      "The party has admitted to using the popular track, Kids, at its national congress in January, in two online videos and in political advertisements. " - From the link inside TFA. (TFA is more of a blog post than an article.)

      But the ire at Sarkozy isn't from the playing of the song and violating the agreement, it's at him trying to offer 1 euro to buy his way out of breaking the law he wrote.

    • by trenien (974611)

      I know Nicolas Sarkozy being an omnipresident and all

      It's a further proof that copyright laws are being way too tentacular. Can't they just see it?

      They know. They just don't care. The only important thing is to make sure that their cronies get as much as they can and as they can get away with.

      That law hasn't be discussed by MPs, it's been written down by the majors and the SACEM (local equivalent to the RIAA) who don't even understand its unredeemable defects. Some MPs from Sarkozy's party may even be against it, but most don't care and they'll all vote yes since they want endorsement for the next elections.

      The worst of it is that it goes agains

  • May Sarkozy get the worst possible treatment allowable under law. I hope he gets all his computer (and other electronic devices) seized and thoroughly examined.

    Not out of any hate of Sarkozy, or any need for vengeance for the wrongs committed by the RIAA against innocent people.

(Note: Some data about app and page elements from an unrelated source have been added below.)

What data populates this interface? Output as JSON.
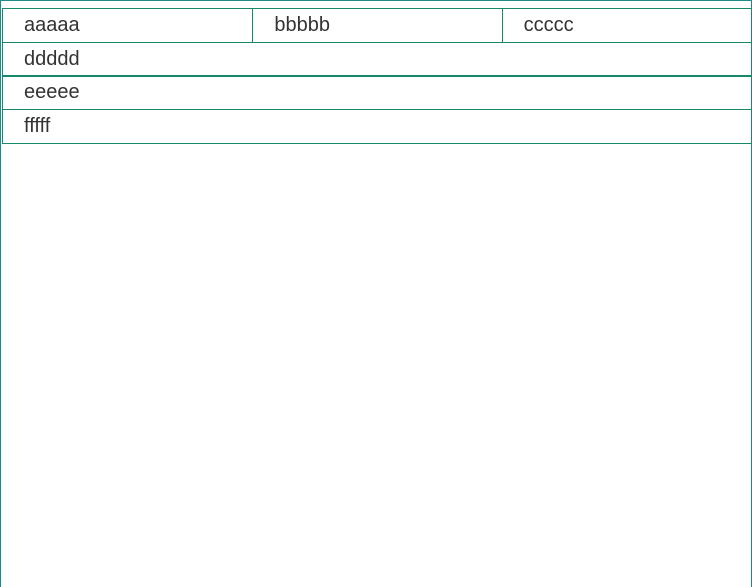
{
  "rows": [
    {
      "cells": [
        "aaaaa",
        "bbbbb",
        "ccccc"
      ]
    },
    {
      "cells": [
        "ddddd"
      ]
    },
    {
      "cells": [
        "eeeee"
      ]
    },
    {
      "cells": [
        "fffff"
      ]
    }
  ],
  "colors": {
    "border": "#16896b",
    "text": "#333333",
    "frame": "#1f8a8a"
  }
}
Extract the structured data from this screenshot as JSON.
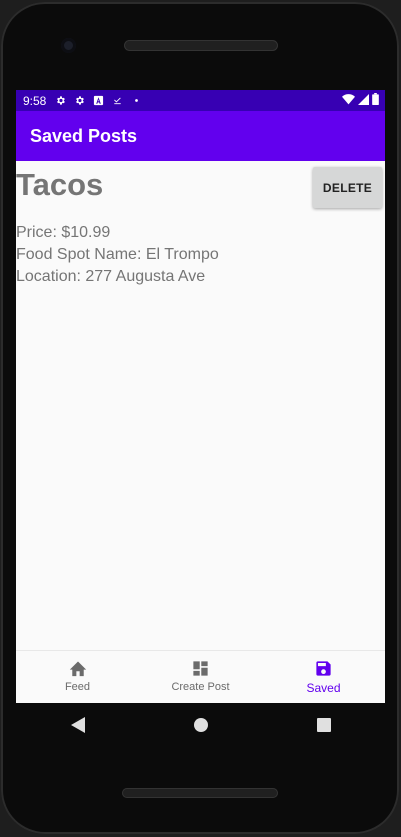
{
  "status": {
    "time": "9:58",
    "icons": [
      "gear-icon",
      "gear-icon",
      "a-icon",
      "download-done-icon",
      "dot-icon"
    ],
    "right_icons": [
      "wifi-icon",
      "signal-icon",
      "battery-icon"
    ]
  },
  "appbar": {
    "title": "Saved Posts"
  },
  "post": {
    "title": "Tacos",
    "delete_label": "DELETE",
    "price": "Price: $10.99",
    "food_spot": "Food Spot Name: El Trompo",
    "location": "Location: 277 Augusta Ave"
  },
  "bottom_nav": {
    "items": [
      {
        "label": "Feed",
        "icon": "home-icon"
      },
      {
        "label": "Create Post",
        "icon": "dashboard-icon"
      },
      {
        "label": "Saved",
        "icon": "save-icon"
      }
    ],
    "active_color": "#6200ee"
  },
  "system_nav": [
    "back-icon",
    "home-circle-icon",
    "recents-icon"
  ],
  "colors": {
    "status_bar": "#3700b3",
    "app_bar": "#6200ee"
  }
}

    The purpose is this: I believe that those in power should be feel the impact of their decisions.

    You want greater surveillance? Fine, we'll start around your house. You want to wage a war? Fine, any of your eligible children get "volunteered" for army service. You want to give the police power to search people without a warrant? Fine, you'll get searched daily both near your home and near your workplace.

    Then, maybe, just maybe, people would think twice. They tend to when there's something at stake for them.

    This is really an extensions of Schneier's idea about security: the one in charge will make the decision that matches their own agenda. We the people have to make it a part of the agenda of the people in power to make sure their decisions are sane. I've proposed a way.

    May this makes Sarkozy's life really shitty for a while.

  • All people are equal, just some are more equal than others. Somehow this story reminds me of this statement again and how true it is. :-/

    Now infringing on copyright in the fair use realm is one thing, infringing on copyright to gain financial or professional benefits is something I object! Trying to settle for 1 Euro is indeed rediculous! :-

  • Obligatory (Score:5, Insightful)

    by harmonica (29841) on Sunday March 01, 2009 @03:19PM (#27031811)

    If the president does it, it's not illegal.

Scientists will study your brain to learn more about your distant cousin, Man.

Working...